(App and web page records)
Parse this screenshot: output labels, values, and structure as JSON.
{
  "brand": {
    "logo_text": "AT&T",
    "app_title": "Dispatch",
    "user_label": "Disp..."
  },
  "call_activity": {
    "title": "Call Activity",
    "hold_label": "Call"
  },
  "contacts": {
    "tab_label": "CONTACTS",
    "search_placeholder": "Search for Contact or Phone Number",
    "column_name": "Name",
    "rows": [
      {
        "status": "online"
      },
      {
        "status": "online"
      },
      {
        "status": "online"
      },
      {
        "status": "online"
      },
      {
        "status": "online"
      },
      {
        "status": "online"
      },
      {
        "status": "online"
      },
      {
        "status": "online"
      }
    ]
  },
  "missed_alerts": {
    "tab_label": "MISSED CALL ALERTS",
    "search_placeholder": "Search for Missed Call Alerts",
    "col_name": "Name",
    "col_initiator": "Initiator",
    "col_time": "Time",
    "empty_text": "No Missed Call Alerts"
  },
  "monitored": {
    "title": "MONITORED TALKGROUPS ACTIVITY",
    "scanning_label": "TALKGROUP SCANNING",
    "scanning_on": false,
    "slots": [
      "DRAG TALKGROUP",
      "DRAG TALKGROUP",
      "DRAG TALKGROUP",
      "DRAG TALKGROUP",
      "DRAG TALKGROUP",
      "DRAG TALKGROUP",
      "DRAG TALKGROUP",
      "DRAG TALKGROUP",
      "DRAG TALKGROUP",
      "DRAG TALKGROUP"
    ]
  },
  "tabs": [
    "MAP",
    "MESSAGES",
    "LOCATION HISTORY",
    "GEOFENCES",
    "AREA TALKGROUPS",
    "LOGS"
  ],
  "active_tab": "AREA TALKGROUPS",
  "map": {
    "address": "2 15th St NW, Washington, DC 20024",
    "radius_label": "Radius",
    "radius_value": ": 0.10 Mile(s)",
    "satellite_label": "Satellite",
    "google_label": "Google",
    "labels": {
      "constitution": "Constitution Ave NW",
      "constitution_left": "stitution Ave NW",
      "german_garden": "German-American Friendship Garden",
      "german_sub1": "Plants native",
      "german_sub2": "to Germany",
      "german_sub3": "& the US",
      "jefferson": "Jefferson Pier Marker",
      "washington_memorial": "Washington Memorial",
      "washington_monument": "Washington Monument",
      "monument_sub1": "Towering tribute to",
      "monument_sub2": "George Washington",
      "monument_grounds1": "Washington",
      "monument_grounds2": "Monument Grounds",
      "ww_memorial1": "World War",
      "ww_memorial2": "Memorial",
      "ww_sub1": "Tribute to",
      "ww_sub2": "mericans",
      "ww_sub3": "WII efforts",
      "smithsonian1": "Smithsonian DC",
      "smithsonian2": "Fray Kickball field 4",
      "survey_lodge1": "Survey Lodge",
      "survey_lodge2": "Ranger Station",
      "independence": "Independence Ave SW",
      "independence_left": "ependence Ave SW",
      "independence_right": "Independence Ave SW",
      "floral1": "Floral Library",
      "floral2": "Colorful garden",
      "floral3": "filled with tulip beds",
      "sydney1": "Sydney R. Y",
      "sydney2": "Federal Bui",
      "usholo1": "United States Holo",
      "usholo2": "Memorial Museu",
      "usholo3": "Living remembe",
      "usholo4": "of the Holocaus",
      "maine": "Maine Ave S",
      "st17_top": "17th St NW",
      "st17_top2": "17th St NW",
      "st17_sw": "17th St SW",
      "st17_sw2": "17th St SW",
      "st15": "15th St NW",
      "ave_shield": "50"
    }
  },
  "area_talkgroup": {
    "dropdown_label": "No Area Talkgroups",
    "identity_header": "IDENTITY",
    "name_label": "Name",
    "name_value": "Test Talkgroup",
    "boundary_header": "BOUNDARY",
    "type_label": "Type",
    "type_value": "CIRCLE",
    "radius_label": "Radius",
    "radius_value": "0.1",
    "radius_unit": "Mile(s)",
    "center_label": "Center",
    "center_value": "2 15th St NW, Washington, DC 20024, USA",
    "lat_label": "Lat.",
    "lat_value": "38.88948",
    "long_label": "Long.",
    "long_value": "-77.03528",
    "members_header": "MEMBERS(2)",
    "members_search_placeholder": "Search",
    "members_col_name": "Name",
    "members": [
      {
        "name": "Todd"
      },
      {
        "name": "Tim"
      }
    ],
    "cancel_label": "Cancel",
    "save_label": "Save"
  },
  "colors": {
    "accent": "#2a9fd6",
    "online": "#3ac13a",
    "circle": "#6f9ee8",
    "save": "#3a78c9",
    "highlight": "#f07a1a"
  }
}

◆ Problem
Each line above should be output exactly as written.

◆ Exercise answer
Parse this screenshot: output labels, values, and structure as JSON.
{
  "brand": {
    "logo_text": "AT&T",
    "app_title": "Dispatch",
    "user_label": "Disp..."
  },
  "call_activity": {
    "title": "Call Activity",
    "hold_label": "Call"
  },
  "contacts": {
    "tab_label": "CONTACTS",
    "search_placeholder": "Search for Contact or Phone Number",
    "column_name": "Name",
    "rows": [
      {
        "status": "online"
      },
      {
        "status": "online"
      },
      {
        "status": "online"
      },
      {
        "status": "online"
      },
      {
        "status": "online"
      },
      {
        "status": "online"
      },
      {
        "status": "online"
      },
      {
        "status": "online"
      }
    ]
  },
  "missed_alerts": {
    "tab_label": "MISSED CALL ALERTS",
    "search_placeholder": "Search for Missed Call Alerts",
    "col_name": "Name",
    "col_initiator": "Initiator",
    "col_time": "Time",
    "empty_text": "No Missed Call Alerts"
  },
  "monitored": {
    "title": "MONITORED TALKGROUPS ACTIVITY",
    "scanning_label": "TALKGROUP SCANNING",
    "scanning_on": false,
    "slots": [
      "DRAG TALKGROUP",
      "DRAG TALKGROUP",
      "DRAG TALKGROUP",
      "DRAG TALKGROUP",
      "DRAG TALKGROUP",
      "DRAG TALKGROUP",
      "DRAG TALKGROUP",
      "DRAG TALKGROUP",
      "DRAG TALKGROUP",
      "DRAG TALKGROUP"
    ]
  },
  "tabs": [
    "MAP",
    "MESSAGES",
    "LOCATION HISTORY",
    "GEOFENCES",
    "AREA TALKGROUPS",
    "LOGS"
  ],
  "active_tab": "AREA TALKGROUPS",
  "map": {
    "address": "2 15th St NW, Washington, DC 20024",
    "radius_label": "Radius",
    "radius_value": ": 0.10 Mile(s)",
    "satellite_label": "Satellite",
    "google_label": "Google",
    "labels": {
      "constitution": "Constitution Ave NW",
      "constitution_left": "stitution Ave NW",
      "german_garden": "German-American Friendship Garden",
      "german_sub1": "Plants native",
      "german_sub2": "to Germany",
      "german_sub3": "& the US",
      "jefferson": "Jefferson Pier Marker",
      "washington_memorial": "Washington Memorial",
      "washington_monument": "Washington Monument",
      "monument_sub1": "Towering tribute to",
      "monument_sub2": "George Washington",
      "monument_grounds1": "Washington",
      "monument_grounds2": "Monument Grounds",
      "ww_memorial1": "World War",
      "ww_memorial2": "Memorial",
      "ww_sub1": "Tribute to",
      "ww_sub2": "mericans",
      "ww_sub3": "WII efforts",
      "smithsonian1": "Smithsonian DC",
      "smithsonian2": "Fray Kickball field 4",
      "survey_lodge1": "Survey Lodge",
      "survey_lodge2": "Ranger Station",
      "independence": "Independence Ave SW",
      "independence_left": "ependence Ave SW",
      "independence_right": "Independence Ave SW",
      "floral1": "Floral Library",
      "floral2": "Colorful garden",
      "floral3": "filled with tulip beds",
      "sydney1": "Sydney R. Y",
      "sydney2": "Federal Bui",
      "usholo1": "United States Holo",
      "usholo2": "Memorial Museu",
      "usholo3": "Living remembe",
      "usholo4": "of the Holocaus",
      "maine": "Maine Ave S",
      "st17_top": "17th St NW",
      "st17_top2": "17th St NW",
      "st17_sw": "17th St SW",
      "st17_sw2": "17th St SW",
      "st15": "15th St NW",
      "ave_shield": "50"
    }
  },
  "area_talkgroup": {
    "dropdown_label": "No Area Talkgroups",
    "identity_header": "IDENTITY",
    "name_label": "Name",
    "name_value": "Test Talkgroup",
    "boundary_header": "BOUNDARY",
    "type_label": "Type",
    "type_value": "CIRCLE",
    "radius_label": "Radius",
    "radius_value": "0.1",
    "radius_unit": "Mile(s)",
    "center_label": "Center",
    "center_value": "2 15th St NW, Washington, DC 20024, USA",
    "lat_label": "Lat.",
    "lat_value": "38.88948",
    "long_label": "Long.",
    "long_value": "-77.03528",
    "members_header": "MEMBERS(2)",
    "members_search_placeholder": "Search",
    "members_col_name": "Name",
    "members": [
      {
        "name": "Todd"
      },
      {
        "name": "Tim"
      }
    ],
    "cancel_label": "Cancel",
    "save_label": "Save"
  },
  "colors": {
    "accent": "#2a9fd6",
    "online": "#3ac13a",
    "circle": "#6f9ee8",
    "save": "#3a78c9",
    "highlight": "#f07a1a"
  }
}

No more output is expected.